Dhanita Devi’s home is located in the bucolic village of Sirvani, nestled in the Garwhal forests. The nearest motorable road is almost two kilometres away – an impossible distance to bridge when the weather is rough, cutting off the village.
The flooding of Kedarnath four years ago, however, did more than confine Dhanita to her village. The 26-year-old lost her husband, Sunil, leaving her as the sole caretaker of her three children.
“I don’t have a job… The government [then Congress] had promised jobs for widows, but it never happened,” Dhanita says. The new BJP government brings no succour either. “I have no hope from the present government. I don’t think victims of the Kedarnath disaster are on the new government’s priority list,” she adds ruefully.
The Uttarakhand disaster left 296 widows in Rudraprayag district, which encompasses Kedarnath, a majority of whom now depend on the compensation they received from the government. With 32 widows, the Deoli-Bhanigram gram sabha, under which Sirvani hamlet falls, is the worst affected and has come to be known as the “village of widows”.
Dhanita had been surviving on the compensation from the government and NGOs – Rs 7 lakh for Sunil’s death and another Rs 1.7 lakh for the loss of businesses.
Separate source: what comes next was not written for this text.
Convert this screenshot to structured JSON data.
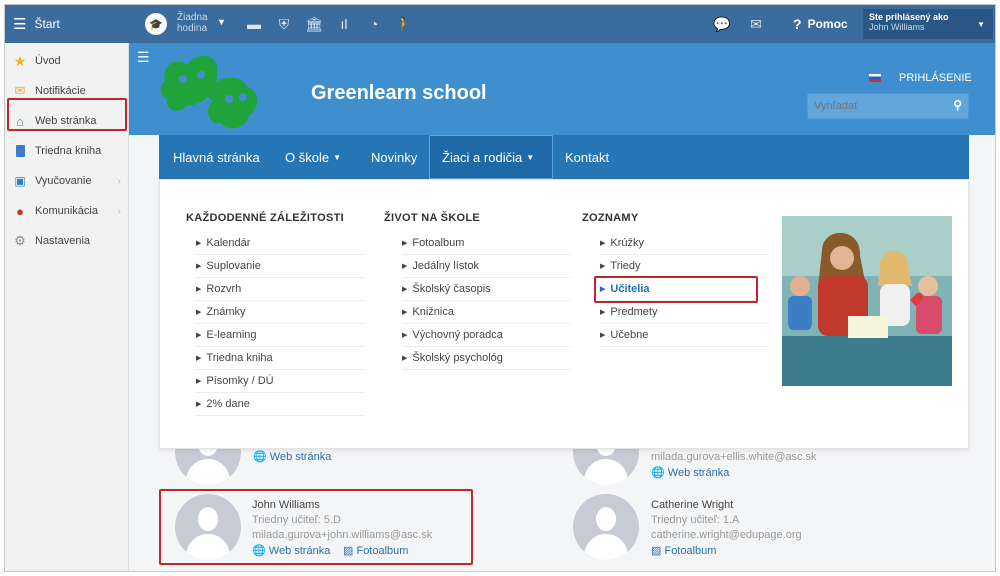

NGO Sulabh International Social Service Organisation handed her Rs 1 lakh to renovate her kutcha house.
But her finances are under strain. “The renovation cost me about Rs 5-6 lakh. I took out funds from the compensation I got from the government to cover it,” Dhanita says. Her son Sudhanshu recently underwent a gastric surgery that cost Rs 1 lakh, and her daughter Sonakshi is currently suffering from a severe fever.
Sulabh pays her Rs 10,000 a month — Rs 2,000 each for herself, her three children and her mother-in-law. This began in 2013, after the flooding, and since it was promised for only five years, Sulabh will stop paying by 2018.
“The money I get from Sulabh is enough for a month, but I don’t know what will happen after it stops paying. Only a little of the government compensation money is left,” she says. Dhanita adds that she already got a glimpse of the hardships that await her in the long run, when, in the aftermath of demonetisation, Sulabh didn’t send her money for months.
The hamlet is home to 35 Dalit families, whose men were either mule owners, or ran shops and lodges along the trek route to Kedarnath. The other hamlets in Deoli-Bhanigram gram sabha are home to many men who are teerth purohits (priests) at the Kedarnath shrine. Sirvani’s residents allege they face bias in disbursement of compensation, a claim denied by the government.
“The priests were influential so they got undue compensation for losses that they didn’t even incur, while we are still fighting for compensation,” says Prakash Lal, who adds that he got a “mere Rs 4.35 lakh as compensation for all his businesses while the priests got inflated compensation.”
“There was no disparity in payment of compensation for the victims since the amount [Rs 7 lakh] was fixed and was paid for each person who died,” says Piyoosh Rautela, executive director of the State Disaster Mitigation and Management Centre. “However, issues have been raised of unfair compensation being paid to people working in the Kedarnath Valley, including shopkeepers, and mule owners… the Rudraprayag district administration is resolving the issues.”
Some 35 km from Sirvani, at Jal Malla village in Ukhimath tehsil, it is afternoon but Sita Devi has not cooked anything. With her husband dead and three children to take care of, Sita is not very optimistic about the future. “Sochti hoon toh tension se chaakar aate hain.ghutan hoti hai (I feel dizzy and suffocated when I am tensed about the challenges that lie ahead),” Sita says.
The floods were not kind to the men either. Ganesh Lal, a former mason from Sirvani, took to alcohol after losing his son Sandeep Kumar to the floods. Ganesh Lal is only 45 but looks emaciated and old, his cheeks sunken. For villagers in Ukhimath, the future looks as hazy as the fog the envelops the region during monsoon.